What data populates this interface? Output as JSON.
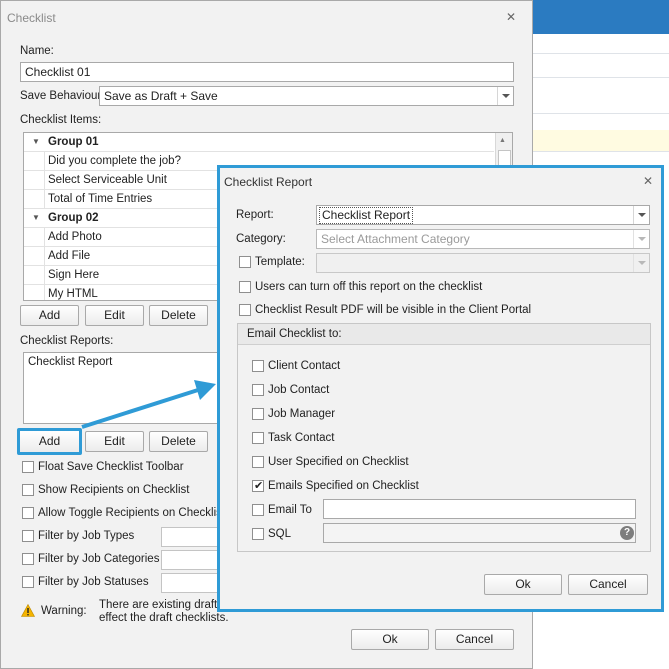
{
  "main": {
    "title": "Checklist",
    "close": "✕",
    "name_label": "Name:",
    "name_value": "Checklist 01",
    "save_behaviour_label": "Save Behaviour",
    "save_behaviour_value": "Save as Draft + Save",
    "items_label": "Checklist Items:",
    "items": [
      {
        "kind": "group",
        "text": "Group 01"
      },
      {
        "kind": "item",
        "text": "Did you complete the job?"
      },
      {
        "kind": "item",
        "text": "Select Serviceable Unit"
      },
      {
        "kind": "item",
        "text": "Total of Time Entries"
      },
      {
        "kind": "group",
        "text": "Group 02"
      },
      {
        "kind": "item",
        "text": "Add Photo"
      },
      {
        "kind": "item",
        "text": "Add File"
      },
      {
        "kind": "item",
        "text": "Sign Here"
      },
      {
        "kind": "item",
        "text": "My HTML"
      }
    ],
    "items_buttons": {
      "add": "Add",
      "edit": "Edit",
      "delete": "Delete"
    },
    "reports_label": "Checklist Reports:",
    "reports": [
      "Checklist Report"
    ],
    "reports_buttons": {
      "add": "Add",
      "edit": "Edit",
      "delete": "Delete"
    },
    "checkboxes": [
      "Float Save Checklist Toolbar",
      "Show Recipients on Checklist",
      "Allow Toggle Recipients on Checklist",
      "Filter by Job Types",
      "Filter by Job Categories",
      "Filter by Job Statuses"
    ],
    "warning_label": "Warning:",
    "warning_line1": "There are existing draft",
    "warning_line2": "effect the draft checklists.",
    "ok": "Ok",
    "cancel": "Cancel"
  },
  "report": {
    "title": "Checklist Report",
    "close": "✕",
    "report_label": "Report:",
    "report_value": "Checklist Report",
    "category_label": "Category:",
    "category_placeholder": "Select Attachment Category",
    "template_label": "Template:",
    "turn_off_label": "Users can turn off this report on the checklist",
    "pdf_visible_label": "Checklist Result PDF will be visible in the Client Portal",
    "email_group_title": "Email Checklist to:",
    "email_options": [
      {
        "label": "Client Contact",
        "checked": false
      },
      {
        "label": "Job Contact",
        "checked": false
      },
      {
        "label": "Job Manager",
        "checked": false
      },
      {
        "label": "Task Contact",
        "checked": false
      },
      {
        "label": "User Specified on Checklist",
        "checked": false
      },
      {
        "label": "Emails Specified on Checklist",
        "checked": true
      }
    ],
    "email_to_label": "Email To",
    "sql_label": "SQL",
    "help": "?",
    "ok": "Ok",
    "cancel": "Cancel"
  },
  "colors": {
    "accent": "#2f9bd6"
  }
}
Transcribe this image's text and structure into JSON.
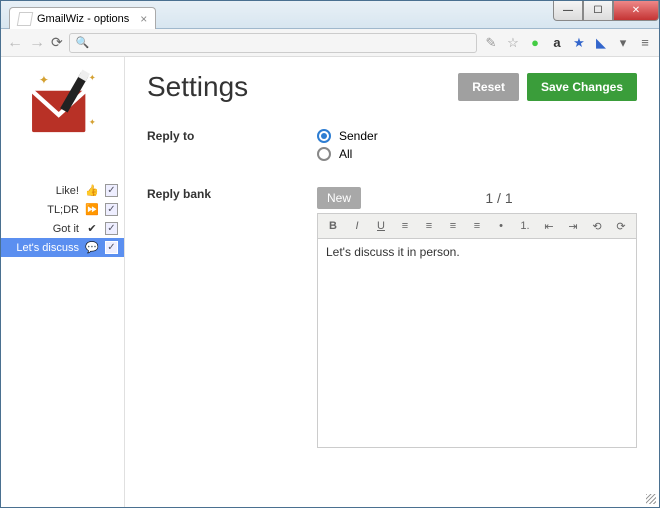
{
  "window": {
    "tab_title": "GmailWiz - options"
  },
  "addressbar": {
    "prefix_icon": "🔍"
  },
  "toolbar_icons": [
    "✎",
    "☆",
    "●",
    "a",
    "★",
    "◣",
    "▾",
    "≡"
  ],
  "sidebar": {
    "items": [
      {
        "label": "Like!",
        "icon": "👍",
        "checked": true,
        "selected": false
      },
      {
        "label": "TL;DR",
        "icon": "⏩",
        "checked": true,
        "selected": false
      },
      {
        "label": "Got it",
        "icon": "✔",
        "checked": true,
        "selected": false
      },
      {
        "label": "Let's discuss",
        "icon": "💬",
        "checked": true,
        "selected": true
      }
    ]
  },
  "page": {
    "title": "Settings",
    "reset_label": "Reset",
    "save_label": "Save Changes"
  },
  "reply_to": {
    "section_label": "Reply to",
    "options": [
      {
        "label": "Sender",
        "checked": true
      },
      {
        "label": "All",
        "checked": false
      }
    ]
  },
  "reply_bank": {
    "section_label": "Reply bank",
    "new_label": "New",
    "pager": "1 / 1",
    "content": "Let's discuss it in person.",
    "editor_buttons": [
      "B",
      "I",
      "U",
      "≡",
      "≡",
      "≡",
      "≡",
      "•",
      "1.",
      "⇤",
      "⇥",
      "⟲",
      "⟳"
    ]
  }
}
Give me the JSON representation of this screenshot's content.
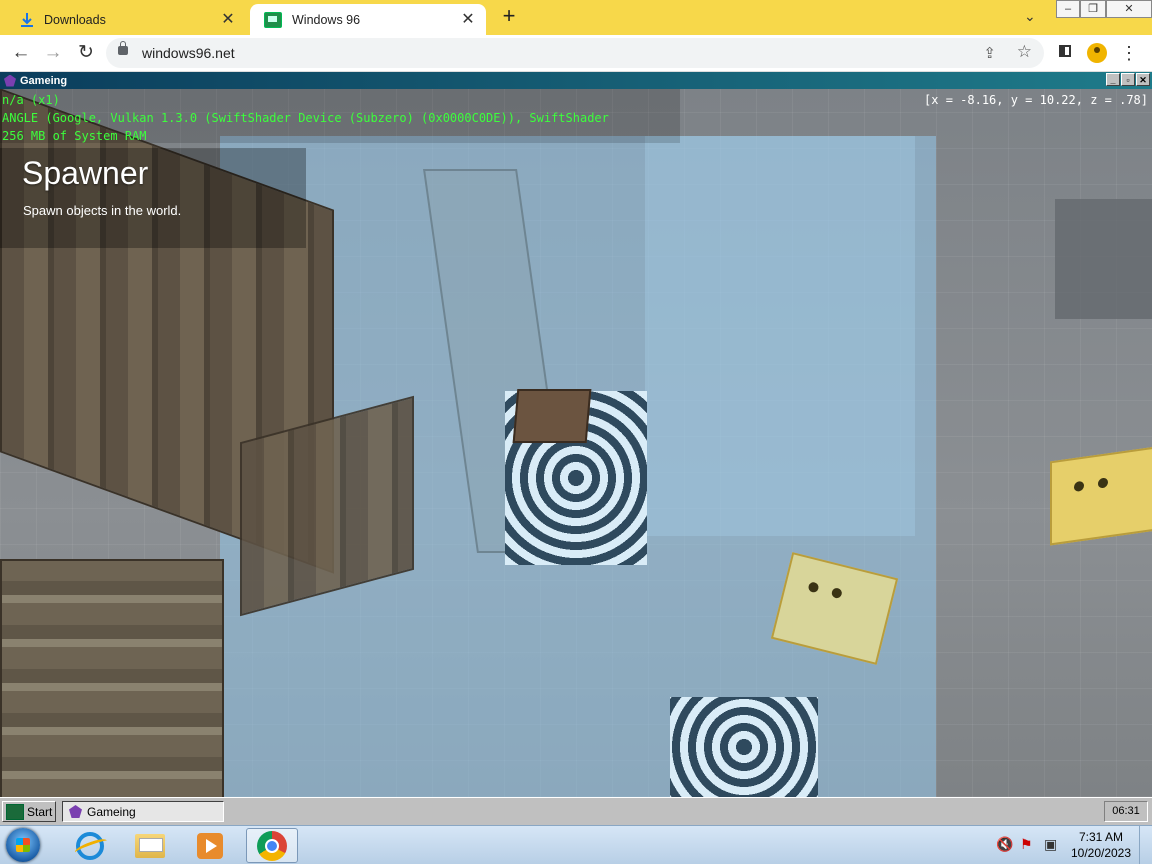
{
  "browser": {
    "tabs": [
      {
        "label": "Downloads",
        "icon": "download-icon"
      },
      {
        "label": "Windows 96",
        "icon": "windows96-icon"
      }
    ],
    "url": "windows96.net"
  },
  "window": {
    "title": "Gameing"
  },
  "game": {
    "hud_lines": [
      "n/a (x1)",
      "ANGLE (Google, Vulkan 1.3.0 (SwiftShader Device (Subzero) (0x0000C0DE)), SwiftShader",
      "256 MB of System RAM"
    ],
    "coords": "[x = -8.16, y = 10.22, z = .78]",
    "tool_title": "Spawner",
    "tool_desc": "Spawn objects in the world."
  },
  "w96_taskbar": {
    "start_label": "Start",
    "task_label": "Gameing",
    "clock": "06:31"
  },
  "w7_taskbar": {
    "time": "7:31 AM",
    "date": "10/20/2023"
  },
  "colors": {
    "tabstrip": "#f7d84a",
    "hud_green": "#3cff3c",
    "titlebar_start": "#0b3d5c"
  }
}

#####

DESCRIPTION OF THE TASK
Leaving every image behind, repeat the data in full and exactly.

SOLUTION TO THE EXERCISE
What data populates this interface? Output as JSON.
{
  "main": {
    "title": "Checklist",
    "close": "✕",
    "name_label": "Name:",
    "name_value": "Checklist 01",
    "save_behaviour_label": "Save Behaviour",
    "save_behaviour_value": "Save as Draft + Save",
    "items_label": "Checklist Items:",
    "items": [
      {
        "kind": "group",
        "text": "Group 01"
      },
      {
        "kind": "item",
        "text": "Did you complete the job?"
      },
      {
        "kind": "item",
        "text": "Select Serviceable Unit"
      },
      {
        "kind": "item",
        "text": "Total of Time Entries"
      },
      {
        "kind": "group",
        "text": "Group 02"
      },
      {
        "kind": "item",
        "text": "Add Photo"
      },
      {
        "kind": "item",
        "text": "Add File"
      },
      {
        "kind": "item",
        "text": "Sign Here"
      },
      {
        "kind": "item",
        "text": "My HTML"
      }
    ],
    "items_buttons": {
      "add": "Add",
      "edit": "Edit",
      "delete": "Delete"
    },
    "reports_label": "Checklist Reports:",
    "reports": [
      "Checklist Report"
    ],
    "reports_buttons": {
      "add": "Add",
      "edit": "Edit",
      "delete": "Delete"
    },
    "checkboxes": [
      "Float Save Checklist Toolbar",
      "Show Recipients on Checklist",
      "Allow Toggle Recipients on Checklist",
      "Filter by Job Types",
      "Filter by Job Categories",
      "Filter by Job Statuses"
    ],
    "warning_label": "Warning:",
    "warning_line1": "There are existing draft",
    "warning_line2": "effect the draft checklists.",
    "ok": "Ok",
    "cancel": "Cancel"
  },
  "report": {
    "title": "Checklist Report",
    "close": "✕",
    "report_label": "Report:",
    "report_value": "Checklist Report",
    "category_label": "Category:",
    "category_placeholder": "Select Attachment Category",
    "template_label": "Template:",
    "turn_off_label": "Users can turn off this report on the checklist",
    "pdf_visible_label": "Checklist Result PDF will be visible in the Client Portal",
    "email_group_title": "Email Checklist to:",
    "email_options": [
      {
        "label": "Client Contact",
        "checked": false
      },
      {
        "label": "Job Contact",
        "checked": false
      },
      {
        "label": "Job Manager",
        "checked": false
      },
      {
        "label": "Task Contact",
        "checked": false
      },
      {
        "label": "User Specified on Checklist",
        "checked": false
      },
      {
        "label": "Emails Specified on Checklist",
        "checked": true
      }
    ],
    "email_to_label": "Email To",
    "sql_label": "SQL",
    "help": "?",
    "ok": "Ok",
    "cancel": "Cancel"
  },
  "colors": {
    "accent": "#2f9bd6"
  }
}
Transcribe this image's text and structure into JSON.
{
  "window": {
    "tab_title": "GmailWiz - options"
  },
  "addressbar": {
    "prefix_icon": "🔍"
  },
  "toolbar_icons": [
    "✎",
    "☆",
    "●",
    "a",
    "★",
    "◣",
    "▾",
    "≡"
  ],
  "sidebar": {
    "items": [
      {
        "label": "Like!",
        "icon": "👍",
        "checked": true,
        "selected": false
      },
      {
        "label": "TL;DR",
        "icon": "⏩",
        "checked": true,
        "selected": false
      },
      {
        "label": "Got it",
        "icon": "✔",
        "checked": true,
        "selected": false
      },
      {
        "label": "Let's discuss",
        "icon": "💬",
        "checked": true,
        "selected": true
      }
    ]
  },
  "page": {
    "title": "Settings",
    "reset_label": "Reset",
    "save_label": "Save Changes"
  },
  "reply_to": {
    "section_label": "Reply to",
    "options": [
      {
        "label": "Sender",
        "checked": true
      },
      {
        "label": "All",
        "checked": false
      }
    ]
  },
  "reply_bank": {
    "section_label": "Reply bank",
    "new_label": "New",
    "pager": "1 / 1",
    "content": "Let's discuss it in person.",
    "editor_buttons": [
      "B",
      "I",
      "U",
      "≡",
      "≡",
      "≡",
      "≡",
      "•",
      "1.",
      "⇤",
      "⇥",
      "⟲",
      "⟳"
    ]
  }
}
Give me the JSON representation of this screenshot's content.
{
  "browser": {
    "tabs": [
      {
        "label": "Downloads",
        "icon": "download-icon"
      },
      {
        "label": "Windows 96",
        "icon": "windows96-icon"
      }
    ],
    "url": "windows96.net"
  },
  "window": {
    "title": "Gameing"
  },
  "game": {
    "hud_lines": [
      "n/a (x1)",
      "ANGLE (Google, Vulkan 1.3.0 (SwiftShader Device (Subzero) (0x0000C0DE)), SwiftShader",
      "256 MB of System RAM"
    ],
    "coords": "[x = -8.16, y = 10.22, z = .78]",
    "tool_title": "Spawner",
    "tool_desc": "Spawn objects in the world."
  },
  "w96_taskbar": {
    "start_label": "Start",
    "task_label": "Gameing",
    "clock": "06:31"
  },
  "w7_taskbar": {
    "time": "7:31 AM",
    "date": "10/20/2023"
  },
  "colors": {
    "tabstrip": "#f7d84a",
    "hud_green": "#3cff3c",
    "titlebar_start": "#0b3d5c"
  }
}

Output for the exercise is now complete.